→ Exercise requirements
Count the lines below that contain the word "JSON", and reply with that number alone.

→ Task input
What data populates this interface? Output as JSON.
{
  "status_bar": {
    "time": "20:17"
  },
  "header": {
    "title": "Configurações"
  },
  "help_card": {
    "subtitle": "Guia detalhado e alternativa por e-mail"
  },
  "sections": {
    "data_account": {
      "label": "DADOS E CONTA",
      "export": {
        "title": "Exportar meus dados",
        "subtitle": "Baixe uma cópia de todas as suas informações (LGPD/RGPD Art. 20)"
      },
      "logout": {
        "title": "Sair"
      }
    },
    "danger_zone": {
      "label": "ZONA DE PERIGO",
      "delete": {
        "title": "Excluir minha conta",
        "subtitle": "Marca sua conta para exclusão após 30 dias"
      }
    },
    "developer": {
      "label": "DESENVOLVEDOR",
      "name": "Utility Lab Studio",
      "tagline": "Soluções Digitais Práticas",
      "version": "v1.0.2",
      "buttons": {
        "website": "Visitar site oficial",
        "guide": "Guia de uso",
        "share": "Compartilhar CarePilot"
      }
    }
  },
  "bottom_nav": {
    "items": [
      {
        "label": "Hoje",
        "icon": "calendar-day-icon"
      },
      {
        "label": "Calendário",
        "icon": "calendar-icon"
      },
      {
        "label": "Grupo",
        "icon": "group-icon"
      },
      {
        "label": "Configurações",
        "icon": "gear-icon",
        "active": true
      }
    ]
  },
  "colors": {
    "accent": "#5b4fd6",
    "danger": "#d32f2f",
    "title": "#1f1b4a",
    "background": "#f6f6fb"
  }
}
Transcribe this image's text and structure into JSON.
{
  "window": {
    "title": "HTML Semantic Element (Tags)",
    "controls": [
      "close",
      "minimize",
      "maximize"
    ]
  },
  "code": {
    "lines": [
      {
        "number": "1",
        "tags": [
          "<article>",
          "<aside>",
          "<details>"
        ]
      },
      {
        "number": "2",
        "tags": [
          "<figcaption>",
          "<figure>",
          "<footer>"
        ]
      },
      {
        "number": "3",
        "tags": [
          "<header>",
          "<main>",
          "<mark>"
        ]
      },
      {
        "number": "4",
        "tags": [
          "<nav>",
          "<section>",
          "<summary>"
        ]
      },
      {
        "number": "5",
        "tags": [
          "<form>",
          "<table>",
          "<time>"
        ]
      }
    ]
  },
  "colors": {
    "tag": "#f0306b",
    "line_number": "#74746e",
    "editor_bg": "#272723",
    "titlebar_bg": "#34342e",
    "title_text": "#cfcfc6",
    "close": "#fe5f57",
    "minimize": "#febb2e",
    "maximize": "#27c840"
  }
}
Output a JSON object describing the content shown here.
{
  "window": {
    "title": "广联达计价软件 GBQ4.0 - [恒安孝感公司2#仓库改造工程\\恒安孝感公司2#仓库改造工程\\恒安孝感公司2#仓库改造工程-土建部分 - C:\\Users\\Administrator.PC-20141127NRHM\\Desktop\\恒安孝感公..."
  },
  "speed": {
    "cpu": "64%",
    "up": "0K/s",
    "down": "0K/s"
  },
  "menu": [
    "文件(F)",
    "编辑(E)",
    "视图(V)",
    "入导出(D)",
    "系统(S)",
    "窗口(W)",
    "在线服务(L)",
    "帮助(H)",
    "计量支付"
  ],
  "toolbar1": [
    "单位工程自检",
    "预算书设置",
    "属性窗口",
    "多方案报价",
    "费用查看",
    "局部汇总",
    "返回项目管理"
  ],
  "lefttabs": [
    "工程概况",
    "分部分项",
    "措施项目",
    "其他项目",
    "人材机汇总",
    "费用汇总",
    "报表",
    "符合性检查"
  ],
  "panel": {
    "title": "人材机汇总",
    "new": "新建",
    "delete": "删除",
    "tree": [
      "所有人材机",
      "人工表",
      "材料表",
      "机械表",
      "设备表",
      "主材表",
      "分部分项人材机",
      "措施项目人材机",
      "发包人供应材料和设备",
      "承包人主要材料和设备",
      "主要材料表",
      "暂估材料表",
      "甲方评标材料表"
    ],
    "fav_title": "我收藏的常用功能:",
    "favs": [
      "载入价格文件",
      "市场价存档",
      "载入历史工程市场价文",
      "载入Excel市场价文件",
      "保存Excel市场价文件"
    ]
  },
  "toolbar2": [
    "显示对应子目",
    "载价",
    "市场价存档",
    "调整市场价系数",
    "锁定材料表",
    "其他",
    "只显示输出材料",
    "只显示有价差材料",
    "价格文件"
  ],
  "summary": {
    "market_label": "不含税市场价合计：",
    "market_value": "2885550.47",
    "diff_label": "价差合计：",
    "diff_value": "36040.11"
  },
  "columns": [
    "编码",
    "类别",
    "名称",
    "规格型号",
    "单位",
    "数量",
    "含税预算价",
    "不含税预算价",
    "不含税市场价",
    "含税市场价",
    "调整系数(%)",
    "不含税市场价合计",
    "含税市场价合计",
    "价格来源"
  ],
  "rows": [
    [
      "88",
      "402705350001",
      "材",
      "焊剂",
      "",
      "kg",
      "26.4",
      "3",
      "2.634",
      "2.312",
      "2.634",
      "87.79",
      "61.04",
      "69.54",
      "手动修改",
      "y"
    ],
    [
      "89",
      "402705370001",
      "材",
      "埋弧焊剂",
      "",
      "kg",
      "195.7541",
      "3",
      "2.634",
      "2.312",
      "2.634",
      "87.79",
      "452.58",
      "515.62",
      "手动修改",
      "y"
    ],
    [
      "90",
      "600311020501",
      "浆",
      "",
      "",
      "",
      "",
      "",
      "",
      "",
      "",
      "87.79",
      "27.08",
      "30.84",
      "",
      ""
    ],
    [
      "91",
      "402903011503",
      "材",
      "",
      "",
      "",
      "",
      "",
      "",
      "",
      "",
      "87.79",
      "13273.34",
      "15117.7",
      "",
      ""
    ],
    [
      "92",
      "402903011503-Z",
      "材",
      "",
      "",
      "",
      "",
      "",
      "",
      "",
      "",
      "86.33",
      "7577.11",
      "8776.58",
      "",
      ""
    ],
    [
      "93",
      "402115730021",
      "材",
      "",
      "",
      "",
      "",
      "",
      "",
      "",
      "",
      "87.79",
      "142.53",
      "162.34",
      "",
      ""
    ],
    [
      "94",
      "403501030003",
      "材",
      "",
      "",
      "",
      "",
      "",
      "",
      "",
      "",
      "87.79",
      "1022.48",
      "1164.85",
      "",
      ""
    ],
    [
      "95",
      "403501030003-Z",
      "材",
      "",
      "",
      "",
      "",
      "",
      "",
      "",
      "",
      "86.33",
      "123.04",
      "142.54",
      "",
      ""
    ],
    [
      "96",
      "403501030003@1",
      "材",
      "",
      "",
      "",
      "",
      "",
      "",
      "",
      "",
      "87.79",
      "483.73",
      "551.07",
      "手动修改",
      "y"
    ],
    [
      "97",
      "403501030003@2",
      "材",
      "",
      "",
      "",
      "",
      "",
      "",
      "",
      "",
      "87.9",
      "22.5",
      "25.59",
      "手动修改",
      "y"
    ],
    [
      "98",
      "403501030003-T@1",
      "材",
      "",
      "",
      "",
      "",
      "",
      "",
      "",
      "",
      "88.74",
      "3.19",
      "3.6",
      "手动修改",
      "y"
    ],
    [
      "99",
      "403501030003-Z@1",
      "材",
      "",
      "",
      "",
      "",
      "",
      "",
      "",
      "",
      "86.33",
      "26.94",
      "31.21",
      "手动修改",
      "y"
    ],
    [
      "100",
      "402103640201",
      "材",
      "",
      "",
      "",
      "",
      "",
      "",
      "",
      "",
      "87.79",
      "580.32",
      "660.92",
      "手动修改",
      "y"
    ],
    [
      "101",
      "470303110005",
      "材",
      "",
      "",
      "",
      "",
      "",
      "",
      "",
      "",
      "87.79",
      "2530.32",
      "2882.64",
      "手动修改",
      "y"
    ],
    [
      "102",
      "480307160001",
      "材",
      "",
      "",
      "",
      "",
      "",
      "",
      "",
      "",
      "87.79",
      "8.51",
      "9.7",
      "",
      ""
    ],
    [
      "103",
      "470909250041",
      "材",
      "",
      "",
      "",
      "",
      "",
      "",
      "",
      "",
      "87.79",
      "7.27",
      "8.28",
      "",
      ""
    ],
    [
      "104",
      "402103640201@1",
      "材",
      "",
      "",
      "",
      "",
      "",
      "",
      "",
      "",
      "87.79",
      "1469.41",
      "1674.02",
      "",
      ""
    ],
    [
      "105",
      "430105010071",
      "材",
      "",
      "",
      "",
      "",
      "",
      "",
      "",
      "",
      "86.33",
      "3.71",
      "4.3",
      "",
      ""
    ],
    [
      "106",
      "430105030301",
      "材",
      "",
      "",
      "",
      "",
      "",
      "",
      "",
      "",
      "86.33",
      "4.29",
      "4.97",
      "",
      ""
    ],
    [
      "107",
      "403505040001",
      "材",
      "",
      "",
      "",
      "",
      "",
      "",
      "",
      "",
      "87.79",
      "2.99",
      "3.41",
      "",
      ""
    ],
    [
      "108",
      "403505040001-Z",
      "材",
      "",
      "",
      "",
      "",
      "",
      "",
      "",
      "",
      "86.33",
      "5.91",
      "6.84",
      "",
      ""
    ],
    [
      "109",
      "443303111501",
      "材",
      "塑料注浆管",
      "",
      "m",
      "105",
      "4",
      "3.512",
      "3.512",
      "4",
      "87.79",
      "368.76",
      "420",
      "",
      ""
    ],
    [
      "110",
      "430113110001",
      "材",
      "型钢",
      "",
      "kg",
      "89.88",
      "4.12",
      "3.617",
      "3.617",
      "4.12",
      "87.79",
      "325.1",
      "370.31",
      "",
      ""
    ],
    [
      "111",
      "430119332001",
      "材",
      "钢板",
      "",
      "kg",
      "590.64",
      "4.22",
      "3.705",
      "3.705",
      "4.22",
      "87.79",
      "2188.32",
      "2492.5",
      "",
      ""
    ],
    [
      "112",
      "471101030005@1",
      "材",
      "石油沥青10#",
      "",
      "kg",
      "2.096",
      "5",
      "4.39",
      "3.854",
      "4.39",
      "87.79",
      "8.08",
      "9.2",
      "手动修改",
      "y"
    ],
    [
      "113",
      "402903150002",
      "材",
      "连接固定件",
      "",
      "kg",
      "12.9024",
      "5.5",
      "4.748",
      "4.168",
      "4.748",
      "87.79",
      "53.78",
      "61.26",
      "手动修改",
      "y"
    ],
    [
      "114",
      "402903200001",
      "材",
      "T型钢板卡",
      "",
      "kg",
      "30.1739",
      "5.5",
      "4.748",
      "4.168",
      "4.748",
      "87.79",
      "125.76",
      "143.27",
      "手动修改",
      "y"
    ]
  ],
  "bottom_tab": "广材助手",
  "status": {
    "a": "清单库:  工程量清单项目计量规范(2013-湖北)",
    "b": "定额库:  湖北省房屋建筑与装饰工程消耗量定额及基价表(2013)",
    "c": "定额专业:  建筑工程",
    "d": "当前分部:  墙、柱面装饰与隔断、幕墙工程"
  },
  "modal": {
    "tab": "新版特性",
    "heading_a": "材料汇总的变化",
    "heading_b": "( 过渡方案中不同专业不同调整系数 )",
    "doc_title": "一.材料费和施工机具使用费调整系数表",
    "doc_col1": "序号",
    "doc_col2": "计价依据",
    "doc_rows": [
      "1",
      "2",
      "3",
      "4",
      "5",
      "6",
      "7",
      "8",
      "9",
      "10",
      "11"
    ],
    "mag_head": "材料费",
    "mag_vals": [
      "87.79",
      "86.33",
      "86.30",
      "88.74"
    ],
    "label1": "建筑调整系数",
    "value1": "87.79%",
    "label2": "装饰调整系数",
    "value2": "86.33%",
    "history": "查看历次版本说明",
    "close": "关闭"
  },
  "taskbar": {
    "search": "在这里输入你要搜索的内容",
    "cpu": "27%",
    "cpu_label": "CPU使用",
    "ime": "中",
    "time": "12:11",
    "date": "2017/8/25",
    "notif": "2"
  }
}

→ Reply
3